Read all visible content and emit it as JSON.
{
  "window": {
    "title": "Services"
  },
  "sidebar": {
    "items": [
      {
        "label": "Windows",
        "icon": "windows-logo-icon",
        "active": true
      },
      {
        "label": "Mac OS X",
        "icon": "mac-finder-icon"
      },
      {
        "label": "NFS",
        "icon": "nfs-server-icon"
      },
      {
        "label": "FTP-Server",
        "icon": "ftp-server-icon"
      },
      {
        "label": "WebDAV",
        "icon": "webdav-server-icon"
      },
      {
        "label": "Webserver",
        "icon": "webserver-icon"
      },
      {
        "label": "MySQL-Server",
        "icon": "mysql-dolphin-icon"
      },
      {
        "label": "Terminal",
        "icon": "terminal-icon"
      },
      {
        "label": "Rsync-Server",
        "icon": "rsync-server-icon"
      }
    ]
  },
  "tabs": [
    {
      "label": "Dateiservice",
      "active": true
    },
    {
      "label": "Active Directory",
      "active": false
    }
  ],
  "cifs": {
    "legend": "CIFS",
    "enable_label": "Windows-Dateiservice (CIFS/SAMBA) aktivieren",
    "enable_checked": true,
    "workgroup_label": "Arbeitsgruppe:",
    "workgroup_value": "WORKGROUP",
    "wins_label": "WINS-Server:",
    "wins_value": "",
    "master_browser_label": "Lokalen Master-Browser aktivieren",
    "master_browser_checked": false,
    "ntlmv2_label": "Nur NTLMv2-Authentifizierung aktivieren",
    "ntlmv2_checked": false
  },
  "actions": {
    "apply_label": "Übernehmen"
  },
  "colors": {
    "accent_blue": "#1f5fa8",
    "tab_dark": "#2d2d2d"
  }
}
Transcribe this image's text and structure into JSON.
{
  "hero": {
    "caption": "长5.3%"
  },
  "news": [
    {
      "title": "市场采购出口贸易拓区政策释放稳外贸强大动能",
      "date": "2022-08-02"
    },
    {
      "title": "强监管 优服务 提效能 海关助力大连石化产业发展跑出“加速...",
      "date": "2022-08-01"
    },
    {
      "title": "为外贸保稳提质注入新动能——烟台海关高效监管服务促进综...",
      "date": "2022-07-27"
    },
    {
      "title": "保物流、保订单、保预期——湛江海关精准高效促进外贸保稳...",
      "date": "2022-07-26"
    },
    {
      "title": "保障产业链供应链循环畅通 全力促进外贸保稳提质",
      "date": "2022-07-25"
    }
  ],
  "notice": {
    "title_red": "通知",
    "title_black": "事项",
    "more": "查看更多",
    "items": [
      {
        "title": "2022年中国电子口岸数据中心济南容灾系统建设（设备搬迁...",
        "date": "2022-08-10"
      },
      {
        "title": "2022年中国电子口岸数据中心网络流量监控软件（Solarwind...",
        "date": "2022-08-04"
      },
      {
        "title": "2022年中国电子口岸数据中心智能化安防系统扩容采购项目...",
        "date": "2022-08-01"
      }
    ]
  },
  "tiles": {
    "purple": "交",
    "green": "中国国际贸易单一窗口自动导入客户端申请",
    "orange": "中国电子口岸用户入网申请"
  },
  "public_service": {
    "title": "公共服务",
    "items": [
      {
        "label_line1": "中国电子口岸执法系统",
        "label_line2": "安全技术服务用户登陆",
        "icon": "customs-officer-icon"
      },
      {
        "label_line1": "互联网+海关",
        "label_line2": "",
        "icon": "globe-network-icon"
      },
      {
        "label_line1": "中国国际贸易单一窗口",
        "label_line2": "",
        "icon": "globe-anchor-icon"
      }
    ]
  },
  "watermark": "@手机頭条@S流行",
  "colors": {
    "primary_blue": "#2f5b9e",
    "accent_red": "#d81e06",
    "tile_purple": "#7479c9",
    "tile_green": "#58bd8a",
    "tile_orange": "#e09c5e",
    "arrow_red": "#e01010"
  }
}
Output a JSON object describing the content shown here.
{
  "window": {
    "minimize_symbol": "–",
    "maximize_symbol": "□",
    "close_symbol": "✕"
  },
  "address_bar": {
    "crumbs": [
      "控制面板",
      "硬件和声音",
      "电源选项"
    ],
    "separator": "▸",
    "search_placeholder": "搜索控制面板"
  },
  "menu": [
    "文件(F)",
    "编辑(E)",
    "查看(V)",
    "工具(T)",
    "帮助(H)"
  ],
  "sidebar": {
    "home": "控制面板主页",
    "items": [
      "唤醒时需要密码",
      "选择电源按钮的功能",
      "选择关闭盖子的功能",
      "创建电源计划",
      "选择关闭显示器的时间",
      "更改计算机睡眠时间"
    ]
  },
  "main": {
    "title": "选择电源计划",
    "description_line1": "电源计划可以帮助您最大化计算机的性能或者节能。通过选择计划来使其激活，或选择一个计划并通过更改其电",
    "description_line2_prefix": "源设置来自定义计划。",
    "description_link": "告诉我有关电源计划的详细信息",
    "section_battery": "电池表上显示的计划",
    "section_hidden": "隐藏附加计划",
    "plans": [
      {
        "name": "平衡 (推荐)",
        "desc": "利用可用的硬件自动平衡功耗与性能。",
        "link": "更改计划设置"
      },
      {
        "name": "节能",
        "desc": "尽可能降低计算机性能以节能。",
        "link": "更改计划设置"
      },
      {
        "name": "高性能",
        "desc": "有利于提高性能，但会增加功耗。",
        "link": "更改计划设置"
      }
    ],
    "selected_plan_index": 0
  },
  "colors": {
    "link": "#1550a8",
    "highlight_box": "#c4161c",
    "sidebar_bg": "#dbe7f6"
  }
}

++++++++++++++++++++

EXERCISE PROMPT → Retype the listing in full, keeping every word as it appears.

ANSWER TO THE PROBLEM →
Read all visible content and emit it as JSON.
{
  "window": {
    "title": "Services"
  },
  "sidebar": {
    "items": [
      {
        "label": "Windows",
        "icon": "windows-logo-icon",
        "active": true
      },
      {
        "label": "Mac OS X",
        "icon": "mac-finder-icon"
      },
      {
        "label": "NFS",
        "icon": "nfs-server-icon"
      },
      {
        "label": "FTP-Server",
        "icon": "ftp-server-icon"
      },
      {
        "label": "WebDAV",
        "icon": "webdav-server-icon"
      },
      {
        "label": "Webserver",
        "icon": "webserver-icon"
      },
      {
        "label": "MySQL-Server",
        "icon": "mysql-dolphin-icon"
      },
      {
        "label": "Terminal",
        "icon": "terminal-icon"
      },
      {
        "label": "Rsync-Server",
        "icon": "rsync-server-icon"
      }
    ]
  },
  "tabs": [
    {
      "label": "Dateiservice",
      "active": true
    },
    {
      "label": "Active Directory",
      "active": false
    }
  ],
  "cifs": {
    "legend": "CIFS",
    "enable_label": "Windows-Dateiservice (CIFS/SAMBA) aktivieren",
    "enable_checked": true,
    "workgroup_label": "Arbeitsgruppe:",
    "workgroup_value": "WORKGROUP",
    "wins_label": "WINS-Server:",
    "wins_value": "",
    "master_browser_label": "Lokalen Master-Browser aktivieren",
    "master_browser_checked": false,
    "ntlmv2_label": "Nur NTLMv2-Authentifizierung aktivieren",
    "ntlmv2_checked": false
  },
  "actions": {
    "apply_label": "Übernehmen"
  },
  "colors": {
    "accent_blue": "#1f5fa8",
    "tab_dark": "#2d2d2d"
  }
}
Transcribe this image's text and structure into JSON.
{
  "hero": {
    "caption": "长5.3%"
  },
  "news": [
    {
      "title": "市场采购出口贸易拓区政策释放稳外贸强大动能",
      "date": "2022-08-02"
    },
    {
      "title": "强监管 优服务 提效能 海关助力大连石化产业发展跑出“加速...",
      "date": "2022-08-01"
    },
    {
      "title": "为外贸保稳提质注入新动能——烟台海关高效监管服务促进综...",
      "date": "2022-07-27"
    },
    {
      "title": "保物流、保订单、保预期——湛江海关精准高效促进外贸保稳...",
      "date": "2022-07-26"
    },
    {
      "title": "保障产业链供应链循环畅通 全力促进外贸保稳提质",
      "date": "2022-07-25"
    }
  ],
  "notice": {
    "title_red": "通知",
    "title_black": "事项",
    "more": "查看更多",
    "items": [
      {
        "title": "2022年中国电子口岸数据中心济南容灾系统建设（设备搬迁...",
        "date": "2022-08-10"
      },
      {
        "title": "2022年中国电子口岸数据中心网络流量监控软件（Solarwind...",
        "date": "2022-08-04"
      },
      {
        "title": "2022年中国电子口岸数据中心智能化安防系统扩容采购项目...",
        "date": "2022-08-01"
      }
    ]
  },
  "tiles": {
    "purple": "交",
    "green": "中国国际贸易单一窗口自动导入客户端申请",
    "orange": "中国电子口岸用户入网申请"
  },
  "public_service": {
    "title": "公共服务",
    "items": [
      {
        "label_line1": "中国电子口岸执法系统",
        "label_line2": "安全技术服务用户登陆",
        "icon": "customs-officer-icon"
      },
      {
        "label_line1": "互联网+海关",
        "label_line2": "",
        "icon": "globe-network-icon"
      },
      {
        "label_line1": "中国国际贸易单一窗口",
        "label_line2": "",
        "icon": "globe-anchor-icon"
      }
    ]
  },
  "watermark": "@手机頭条@S流行",
  "colors": {
    "primary_blue": "#2f5b9e",
    "accent_red": "#d81e06",
    "tile_purple": "#7479c9",
    "tile_green": "#58bd8a",
    "tile_orange": "#e09c5e",
    "arrow_red": "#e01010"
  }
}
Output a JSON object describing the content shown here.
{
  "window": {
    "minimize_symbol": "–",
    "maximize_symbol": "□",
    "close_symbol": "✕"
  },
  "address_bar": {
    "crumbs": [
      "控制面板",
      "硬件和声音",
      "电源选项"
    ],
    "separator": "▸",
    "search_placeholder": "搜索控制面板"
  },
  "menu": [
    "文件(F)",
    "编辑(E)",
    "查看(V)",
    "工具(T)",
    "帮助(H)"
  ],
  "sidebar": {
    "home": "控制面板主页",
    "items": [
      "唤醒时需要密码",
      "选择电源按钮的功能",
      "选择关闭盖子的功能",
      "创建电源计划",
      "选择关闭显示器的时间",
      "更改计算机睡眠时间"
    ]
  },
  "main": {
    "title": "选择电源计划",
    "description_line1": "电源计划可以帮助您最大化计算机的性能或者节能。通过选择计划来使其激活，或选择一个计划并通过更改其电",
    "description_line2_prefix": "源设置来自定义计划。",
    "description_link": "告诉我有关电源计划的详细信息",
    "section_battery": "电池表上显示的计划",
    "section_hidden": "隐藏附加计划",
    "plans": [
      {
        "name": "平衡 (推荐)",
        "desc": "利用可用的硬件自动平衡功耗与性能。",
        "link": "更改计划设置"
      },
      {
        "name": "节能",
        "desc": "尽可能降低计算机性能以节能。",
        "link": "更改计划设置"
      },
      {
        "name": "高性能",
        "desc": "有利于提高性能，但会增加功耗。",
        "link": "更改计划设置"
      }
    ],
    "selected_plan_index": 0
  },
  "colors": {
    "link": "#1550a8",
    "highlight_box": "#c4161c",
    "sidebar_bg": "#dbe7f6"
  }
}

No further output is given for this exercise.